If you live in San Francisco and order from DoorDash, you might find a friendly Marble robot on your front door step the next time you get takeout. Today DoorDash announced it would be using autonomous ground-delivery robots made by Marble, a robotics startup, for a food delivery pilot program in select San Francisco neighborhoods.
Marble was founded in 2015 by robotics enthusiasts Matt Delaney, Jason Calaiaro, Kevin Peterson while they attended Carnegie Mellon and describes themselves as a “scrappy robotics startup” working to build autonomous urban delivery robots. Scrappy as they might be, DoorDash is the second delivery pilot they’ve announced this year, partnering in April with Yelp’s Eat24.
The companies report that the pilot will allow them to “explore how to best optimize last-mile deliveries” and the first restaurant to take part in the robot delivery program fast food chain Jack in the Box. They made a quick video to show off Marble robots toting its first DoorDash deliveries in the North Beach neighborhoods of San Francisco.
The revenue model for robotics companies to partner with retail or food delivery services hasn’t been fully divulged; a spokesperson did say that Marble is being compensated for the work done in the pilot but declined to elaborate. However, delivery fees for a robot driver versus a human are the same for DoorDash customers. Marble said it didn’t have any hard data about how robot drivers create cost savings for delivery companies but that it hoped to share that information down the road.
Food delivery is an increasingly crowded space; aside from traditional restaurant delivery, “new delivery models” -- companies like DoorDash, GrubHub and Eat24 -- is expected to be a $20 billion market by 2025 according to a McKinsey report. In order to create efficiencies and differentiate, companies are looking to innovations like robot delivery drivers to stay ahead. And Marble isn’t the only game in sidewalk robotic delivery -- former founders of Skype launched autonomous robotics startup Starship and received a $17 milllion investment earlier this year from carmarker Daimler Benz.
Starship had also announced a pilot in Redwood City, CA with DoorDash earlier this year. When asked if this program was designed to replace the competitive pilot, DoorDash responded that it was “…continuing the existing pilot with Starship in Redwood City, Washington DC, San Carlos and Sunnyvale. The Marble partnership adds to that relationship, allowing DoorDash to bring robot deliveries to San Francisco while also testing a new type of form factor and technology.”

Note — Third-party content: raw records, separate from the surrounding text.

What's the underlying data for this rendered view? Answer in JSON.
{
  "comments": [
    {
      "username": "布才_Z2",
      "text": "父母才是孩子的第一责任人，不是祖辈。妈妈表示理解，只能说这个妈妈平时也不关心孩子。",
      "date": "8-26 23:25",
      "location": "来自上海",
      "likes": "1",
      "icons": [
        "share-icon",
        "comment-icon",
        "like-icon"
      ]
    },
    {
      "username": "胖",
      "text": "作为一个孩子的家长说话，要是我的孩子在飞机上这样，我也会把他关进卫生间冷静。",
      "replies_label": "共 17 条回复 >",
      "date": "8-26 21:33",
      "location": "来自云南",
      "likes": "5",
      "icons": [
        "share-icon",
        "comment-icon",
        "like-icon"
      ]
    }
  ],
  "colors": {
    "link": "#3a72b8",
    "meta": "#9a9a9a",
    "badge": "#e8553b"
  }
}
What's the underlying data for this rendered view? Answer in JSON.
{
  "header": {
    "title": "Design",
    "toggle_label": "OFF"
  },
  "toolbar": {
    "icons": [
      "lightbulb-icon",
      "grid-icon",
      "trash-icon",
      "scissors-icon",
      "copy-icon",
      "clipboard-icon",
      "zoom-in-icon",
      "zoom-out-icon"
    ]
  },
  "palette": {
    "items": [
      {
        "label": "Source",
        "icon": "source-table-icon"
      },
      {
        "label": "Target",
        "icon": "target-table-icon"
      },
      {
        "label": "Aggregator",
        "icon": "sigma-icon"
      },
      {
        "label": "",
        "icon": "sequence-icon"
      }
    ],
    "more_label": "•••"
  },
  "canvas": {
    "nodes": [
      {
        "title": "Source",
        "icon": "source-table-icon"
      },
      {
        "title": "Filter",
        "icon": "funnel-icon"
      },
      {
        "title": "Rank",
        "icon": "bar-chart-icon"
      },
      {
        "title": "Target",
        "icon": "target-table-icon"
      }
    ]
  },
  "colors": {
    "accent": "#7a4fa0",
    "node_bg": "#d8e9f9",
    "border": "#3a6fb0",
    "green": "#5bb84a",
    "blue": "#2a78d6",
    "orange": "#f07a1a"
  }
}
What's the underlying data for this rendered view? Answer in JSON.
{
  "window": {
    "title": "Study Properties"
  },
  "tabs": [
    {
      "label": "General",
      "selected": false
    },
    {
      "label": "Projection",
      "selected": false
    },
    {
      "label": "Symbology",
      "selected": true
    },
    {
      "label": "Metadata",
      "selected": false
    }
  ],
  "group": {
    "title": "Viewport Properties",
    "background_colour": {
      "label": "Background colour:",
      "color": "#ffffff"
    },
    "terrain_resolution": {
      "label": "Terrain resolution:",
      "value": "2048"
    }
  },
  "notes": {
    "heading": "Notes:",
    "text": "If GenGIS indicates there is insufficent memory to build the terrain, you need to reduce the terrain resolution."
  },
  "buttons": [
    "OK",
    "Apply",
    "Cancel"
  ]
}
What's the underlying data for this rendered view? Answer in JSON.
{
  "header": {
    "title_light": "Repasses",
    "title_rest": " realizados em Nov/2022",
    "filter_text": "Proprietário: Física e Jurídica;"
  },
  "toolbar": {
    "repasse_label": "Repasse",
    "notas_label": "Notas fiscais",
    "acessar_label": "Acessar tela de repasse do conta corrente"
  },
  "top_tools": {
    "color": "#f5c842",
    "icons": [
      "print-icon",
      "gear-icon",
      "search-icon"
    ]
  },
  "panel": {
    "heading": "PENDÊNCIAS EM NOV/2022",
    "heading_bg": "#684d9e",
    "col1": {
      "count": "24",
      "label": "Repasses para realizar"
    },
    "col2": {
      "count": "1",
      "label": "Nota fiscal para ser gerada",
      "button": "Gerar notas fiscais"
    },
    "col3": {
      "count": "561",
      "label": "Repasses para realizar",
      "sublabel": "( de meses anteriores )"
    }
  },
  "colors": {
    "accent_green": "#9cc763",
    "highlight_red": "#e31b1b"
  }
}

Meanwhile, if you happen to see a Marble delivery robot on the sidewalk, you’ll probably see a human chaperone with it to answer questions and assist with interactions. At times when there isn’t a person nearby, Marble says they have remote operators ready to assist with issues and so far, they haven’t encountered any problems in the neighborhoods they’re serving.